Benefits of Sober Living

When an addict or alcoholic is new in recovery, one of the most important factors is their living environment. Studies have shown that a positive social environment is a key predictor of success in achieving long-term sobriety. Further, it has been found that sober living homes are associated with improvement in multiple domains of an addict or alcoholic’s life. The urge to go back to the living situation that existed prior to treatment can be strong, despite it not being the best option for their recovery. Below are some other benefits offered by entering a sober living or recovery home after drug treatment.

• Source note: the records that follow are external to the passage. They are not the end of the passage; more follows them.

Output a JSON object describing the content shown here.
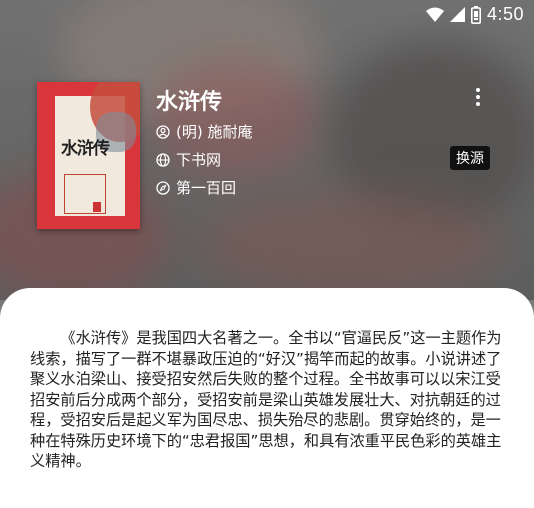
{
  "status_bar": {
    "time": "4:50",
    "icons": [
      "wifi-icon",
      "signal-icon",
      "battery-icon"
    ]
  },
  "book": {
    "title": "水浒传",
    "author": "(明) 施耐庵",
    "source": "下书网",
    "chapter": "第一百回",
    "cover_text": "水浒传",
    "switch_source_label": "换源",
    "intro": "《水浒传》是我国四大名著之一。全书以“官逼民反”这一主题作为线索，描写了一群不堪暴政压迫的“好汉”揭竿而起的故事。小说讲述了聚义水泊梁山、接受招安然后失败的整个过程。全书故事可以以宋江受招安前后分成两个部分，受招安前是梁山英雄发展壮大、对抗朝廷的过程，受招安后是起义军为国尽忠、损失殆尽的悲剧。贯穿始终的，是一种在特殊历史环境下的“忠君报国”思想，和具有浓重平民色彩的英雄主义精神。"
  },
  "colors": {
    "cover_red": "#d8363a",
    "sheet_bg": "#ffffff",
    "text": "#222222",
    "button_bg": "#111111"
  }
}
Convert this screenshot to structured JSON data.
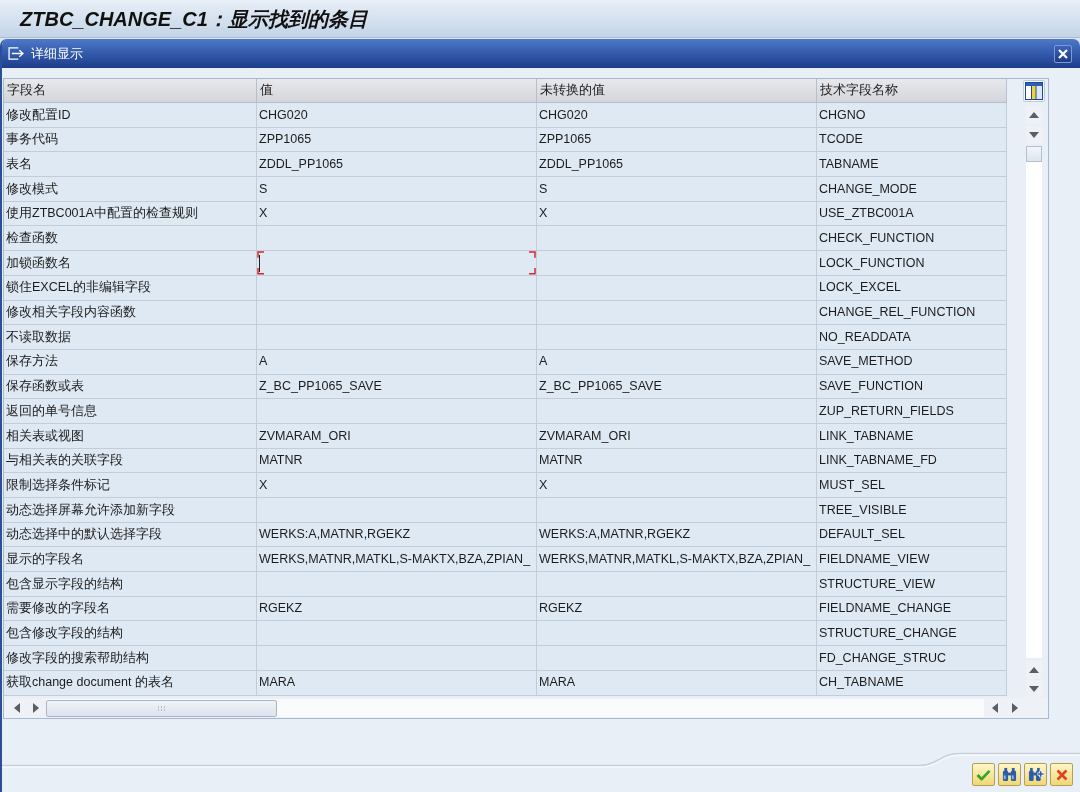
{
  "window": {
    "title": "ZTBC_CHANGE_C1：显示找到的条目"
  },
  "dialog": {
    "title": "详细显示"
  },
  "table": {
    "columns": [
      "字段名",
      "值",
      "未转换的值",
      "技术字段名称"
    ],
    "rows": [
      {
        "field": "修改配置ID",
        "value": "CHG020",
        "unconverted_value": "CHG020",
        "technical_name": "CHGNO",
        "focused": false
      },
      {
        "field": "事务代码",
        "value": "ZPP1065",
        "unconverted_value": "ZPP1065",
        "technical_name": "TCODE",
        "focused": false
      },
      {
        "field": "表名",
        "value": "ZDDL_PP1065",
        "unconverted_value": "ZDDL_PP1065",
        "technical_name": "TABNAME",
        "focused": false
      },
      {
        "field": "修改模式",
        "value": "S",
        "unconverted_value": "S",
        "technical_name": "CHANGE_MODE",
        "focused": false
      },
      {
        "field": "使用ZTBC001A中配置的检查规则",
        "value": "X",
        "unconverted_value": "X",
        "technical_name": "USE_ZTBC001A",
        "focused": false
      },
      {
        "field": "检查函数",
        "technical_name": "CHECK_FUNCTION",
        "focused": false
      },
      {
        "field": "加锁函数名",
        "technical_name": "LOCK_FUNCTION",
        "focused": true
      },
      {
        "field": "锁住EXCEL的非编辑字段",
        "technical_name": "LOCK_EXCEL",
        "focused": false
      },
      {
        "field": "修改相关字段内容函数",
        "technical_name": "CHANGE_REL_FUNCTION",
        "focused": false
      },
      {
        "field": "不读取数据",
        "technical_name": "NO_READDATA",
        "focused": false
      },
      {
        "field": "保存方法",
        "value": "A",
        "unconverted_value": "A",
        "technical_name": "SAVE_METHOD",
        "focused": false
      },
      {
        "field": "保存函数或表",
        "value": "Z_BC_PP1065_SAVE",
        "unconverted_value": "Z_BC_PP1065_SAVE",
        "technical_name": "SAVE_FUNCTION",
        "focused": false
      },
      {
        "field": "返回的单号信息",
        "technical_name": "ZUP_RETURN_FIELDS",
        "focused": false
      },
      {
        "field": "相关表或视图",
        "value": "ZVMARAM_ORI",
        "unconverted_value": "ZVMARAM_ORI",
        "technical_name": "LINK_TABNAME",
        "focused": false
      },
      {
        "field": "与相关表的关联字段",
        "value": "MATNR",
        "unconverted_value": "MATNR",
        "technical_name": "LINK_TABNAME_FD",
        "focused": false
      },
      {
        "field": "限制选择条件标记",
        "value": "X",
        "unconverted_value": "X",
        "technical_name": "MUST_SEL",
        "focused": false
      },
      {
        "field": "动态选择屏幕允许添加新字段",
        "technical_name": "TREE_VISIBLE",
        "focused": false
      },
      {
        "field": "动态选择中的默认选择字段",
        "value": "WERKS:A,MATNR,RGEKZ",
        "unconverted_value": "WERKS:A,MATNR,RGEKZ",
        "technical_name": "DEFAULT_SEL",
        "focused": false
      },
      {
        "field": "显示的字段名",
        "value": "WERKS,MATNR,MATKL,S-MAKTX,BZA,ZPIAN_",
        "unconverted_value": "WERKS,MATNR,MATKL,S-MAKTX,BZA,ZPIAN_",
        "technical_name": "FIELDNAME_VIEW",
        "focused": false
      },
      {
        "field": "包含显示字段的结构",
        "technical_name": "STRUCTURE_VIEW",
        "focused": false
      },
      {
        "field": "需要修改的字段名",
        "value": "RGEKZ",
        "unconverted_value": "RGEKZ",
        "technical_name": "FIELDNAME_CHANGE",
        "focused": false
      },
      {
        "field": "包含修改字段的结构",
        "technical_name": "STRUCTURE_CHANGE",
        "focused": false
      },
      {
        "field": "修改字段的搜索帮助结构",
        "technical_name": "FD_CHANGE_STRUC",
        "focused": false
      },
      {
        "field": "获取change document 的表名",
        "value": "MARA",
        "unconverted_value": "MARA",
        "technical_name": "CH_TABNAME",
        "focused": false
      }
    ]
  }
}
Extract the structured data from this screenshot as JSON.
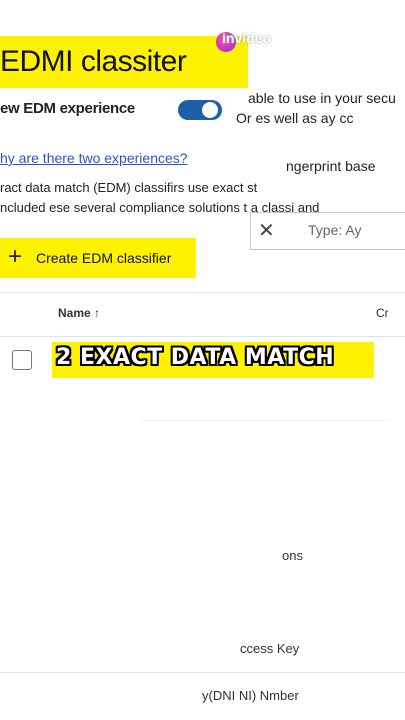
{
  "overlay": {
    "watermark": "invideo"
  },
  "header": {
    "title": "EDMI classiter"
  },
  "experience": {
    "label": "ew EDM experience",
    "right_text": "able to use in your secu",
    "right_text2": "Or   es well as ay cc"
  },
  "info": {
    "link": "hy are there two experiences?",
    "desc_line1": "ract data match (EDM) classifirs use exact st",
    "desc_line2": "ncluded ese several compliance solutions t   a classi     and",
    "fingerprint": "ngerprint base"
  },
  "toolbar": {
    "create_label": "Create EDM classifier",
    "search_placeholder": "Type: Ay"
  },
  "table": {
    "columns": {
      "name": "Name ↑",
      "cr": "Cr"
    },
    "rows": [
      {
        "text": "ons"
      },
      {
        "text": "ccess Key"
      },
      {
        "text": "y(DNI NI) Nmber"
      }
    ]
  },
  "caption": {
    "text": "2 EXACT DATA MATCH"
  },
  "colors": {
    "accent": "#1f5fa8",
    "highlight": "#fff200",
    "link": "#2c52c7"
  }
}
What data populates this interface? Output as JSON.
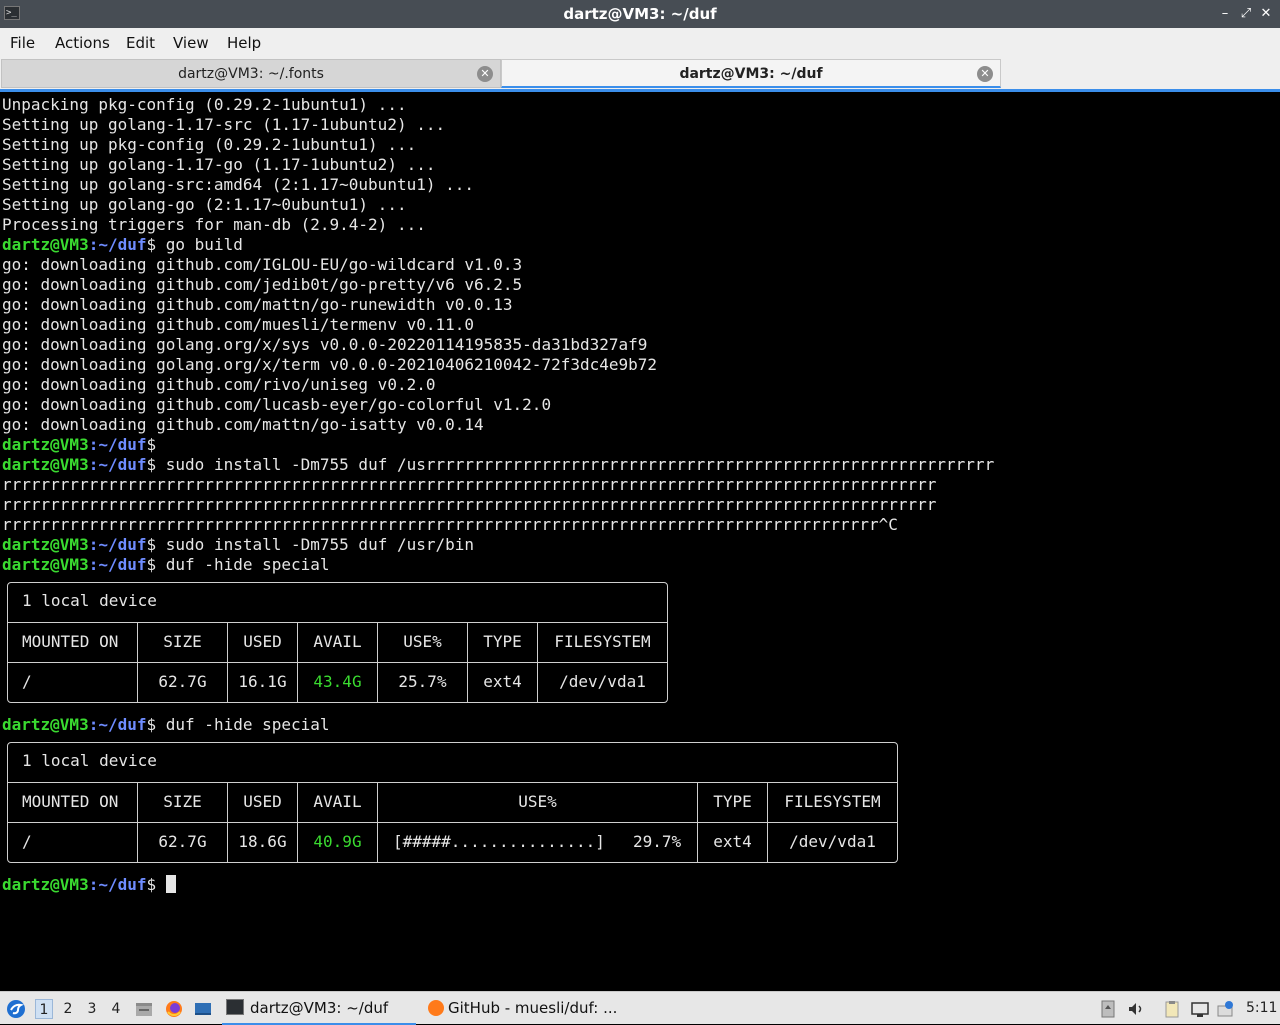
{
  "window": {
    "title": "dartz@VM3: ~/duf"
  },
  "menu": {
    "file": "File",
    "actions": "Actions",
    "edit": "Edit",
    "view": "View",
    "help": "Help"
  },
  "tabs": [
    {
      "label": "dartz@VM3: ~/.fonts"
    },
    {
      "label": "dartz@VM3: ~/duf"
    }
  ],
  "prompt": {
    "user": "dartz@VM3",
    "path": ":~/duf",
    "dollar": "$"
  },
  "terminal": {
    "apt_lines": [
      "Unpacking pkg-config (0.29.2-1ubuntu1) ...",
      "Setting up golang-1.17-src (1.17-1ubuntu2) ...",
      "Setting up pkg-config (0.29.2-1ubuntu1) ...",
      "Setting up golang-1.17-go (1.17-1ubuntu2) ...",
      "Setting up golang-src:amd64 (2:1.17~0ubuntu1) ...",
      "Setting up golang-go (2:1.17~0ubuntu1) ...",
      "Processing triggers for man-db (2.9.4-2) ..."
    ],
    "cmd_build": " go build",
    "go_lines": [
      "go: downloading github.com/IGLOU-EU/go-wildcard v1.0.3",
      "go: downloading github.com/jedib0t/go-pretty/v6 v6.2.5",
      "go: downloading github.com/mattn/go-runewidth v0.0.13",
      "go: downloading github.com/muesli/termenv v0.11.0",
      "go: downloading golang.org/x/sys v0.0.0-20220114195835-da31bd327af9",
      "go: downloading golang.org/x/term v0.0.0-20210406210042-72f3dc4e9b72",
      "go: downloading github.com/rivo/uniseg v0.2.0",
      "go: downloading github.com/lucasb-eyer/go-colorful v1.2.0",
      "go: downloading github.com/mattn/go-isatty v0.0.14"
    ],
    "cmd_empty": "",
    "cmd_install_bad": " sudo install -Dm755 duf /usrrrrrrrrrrrrrrrrrrrrrrrrrrrrrrrrrrrrrrrrrrrrrrrrrrrrrrrrrrr",
    "wrap_lines": [
      "rrrrrrrrrrrrrrrrrrrrrrrrrrrrrrrrrrrrrrrrrrrrrrrrrrrrrrrrrrrrrrrrrrrrrrrrrrrrrrrrrrrrrrrrrrrrrrrrr",
      "rrrrrrrrrrrrrrrrrrrrrrrrrrrrrrrrrrrrrrrrrrrrrrrrrrrrrrrrrrrrrrrrrrrrrrrrrrrrrrrrrrrrrrrrrrrrrrrrr",
      "rrrrrrrrrrrrrrrrrrrrrrrrrrrrrrrrrrrrrrrrrrrrrrrrrrrrrrrrrrrrrrrrrrrrrrrrrrrrrrrrrrrrrrrrrrr^C"
    ],
    "cmd_install": " sudo install -Dm755 duf /usr/bin",
    "cmd_duf": " duf -hide special",
    "cmd_last": " "
  },
  "duf1": {
    "title": "1 local device",
    "headers": [
      "MOUNTED ON",
      "SIZE",
      "USED",
      "AVAIL",
      "USE%",
      "TYPE",
      "FILESYSTEM"
    ],
    "row": {
      "mount": "/",
      "size": "62.7G",
      "used": "16.1G",
      "avail": "43.4G",
      "use_pct": "25.7%",
      "type": "ext4",
      "fs": "/dev/vda1"
    }
  },
  "duf2": {
    "title": "1 local device",
    "headers": [
      "MOUNTED ON",
      "SIZE",
      "USED",
      "AVAIL",
      "USE%",
      "TYPE",
      "FILESYSTEM"
    ],
    "row": {
      "mount": "/",
      "size": "62.7G",
      "used": "18.6G",
      "avail": "40.9G",
      "use_bar": "[#####...............]",
      "use_pct": "29.7%",
      "type": "ext4",
      "fs": "/dev/vda1"
    }
  },
  "taskbar": {
    "workspaces": [
      "1",
      "2",
      "3",
      "4"
    ],
    "tasks": [
      {
        "label": "dartz@VM3: ~/duf"
      },
      {
        "label": "GitHub - muesli/duf: ..."
      }
    ],
    "clock": "5:11"
  }
}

Finding and Creating a Network of Support

men supporting each other

When someone is finding their footing as a newly sober person, it is vital to build a network of peers they can call upon if they need help. Meeting and living with people who share the same common goal gives addicts and alcoholics a chance to forge life-long connections with people who understand the same feelings they are going through. As time goes on in sober living, those bonds become stronger, and the community starts to feel like a family.

Another common problem for those who are newly sober is the feeling of loneliness. This is a near universal feeling during active substance use. It does not just disappear when the use stops. Loneliness is directly correlated with poor physical and mental health, substance use, low self-esteem, low self-confidence, dis-inhibition, high risk behavior, and anxiety. Living in a sober living or recovery home drastically reduces this feeling of loneliness. It is hard to be lonely when living alongside several other people struggling from the same feelings. While plenty of people may want to rush home and get “back to life” after drug or alcohol treatment, it is crucial to make sure that they have had the time they need to build a solid base of recovery first.

Accountability, Guidance, and Support

In a sober living home, you are around others who help to hold you accountable and support you when needed. Additionally, sober living homes have live-in managers and staff to guide you in the right direction. The managers are there 24/7 to help with anything you need, such as finding a meeting, a sponsor, getting ready for an interview, managing cravings, or just talking. Managers are typically in recovery themselves and can help connect residents with outside resources as well, such as outpatient treatment, twelve step groups, case managers, and more.

In addition to the social support, house managers help keep the residents accountable. Part of living in a sober house means that you will need to submit to random drug screens, breathalyzers, and agree to follow the rules of the house. These rules are needed to help keep the community healthy, happy, and substance free.


One of the biggest differences between sober living and a detox or residential drug treatment program is the independence that you are given. While a higher level of care/support is needed for many at first, that care typically ends within a month. Coming to a sober living after treatment offers a huge benefit in that it allows you to start rebuilding independence while also having that extra support and structure that many people need.

Sober home residents are able to go out on their own, work, shop for their own meals, and attend their own meetings. You are given the ability to re-enter mainstream life as a person in recovery in a safe way. The independence allowed at this level of care gives you the chance to build new friendships, learn new skills, and find new activities that bring you joy. You are given the independence to make decisions on your own, which is a crucial step for becoming a happy and healthy person in recovery.

Safety and Peace of Mind

Above all, sober living offers all the above benefits while prioritizing your safety. Maintaining accountability while learning a new way to live is crucial, which is why a stay in sober living after residential drug treatment and during intensive outpatient treatment is a smart, safe, and healthful step for one to take.

In addition to the resident’s safety, the peace of mind given to family members and loved ones is a priceless benefit. Loved ones of alcoholics and addicts spend years worrying about them. Being in a sober home or halfway house lets friends and family know that you are safe, and that, for the first time in a long time, they can put their minds at ease.

If you’d like to learn more about sober living for yourself or a loved one, please give us a call today at (310) 560-3794, or via email at [email protected]

los angeles sober living


Hosseinbor, M., Yassini Ardekani, S. M., Bakhshani, S., & Bakhshani, S. (2014). Emotional and Social Loneliness in Individuals With and Without Substance Dependence Disorder. International Journal of High Risk Behaviors and Addiction, 3(3). https://doi.org/10.5812/ijhrba.22688

Mericle, A. A., Mahoney, E., Korcha, R., Delucchi, K., & Polcin, D. L. (2018). Sober living house characteristics: A multilevel analyses of factors associated with improved outcomes. Journal of Substance Abuse Treatment, 98, 28–38. https://doi.org/10.1016/j.jsat.2018.12.004

Polcin, D. L., & Henderson, D. M. A. (2008). A Clean and Sober Place to Live: Philosophy, Structure, and Purported Therapeutic Factors in Sober Living Houses. Journal of Psychoactive Drugs, 40(2), 153–159. https://doi.org/10.1080/02791072.2008.10400625

Polcin, D. L., Korcha, R., Bond, J., & Galloway, G. (2010). What Did We Learn from Our Study on Sober Living Houses and Where Do We Go from Here? Journal of Psychoactive Drugs, 42(4), 425–433. https://doi.org/10.1080/02791072.2010.10400705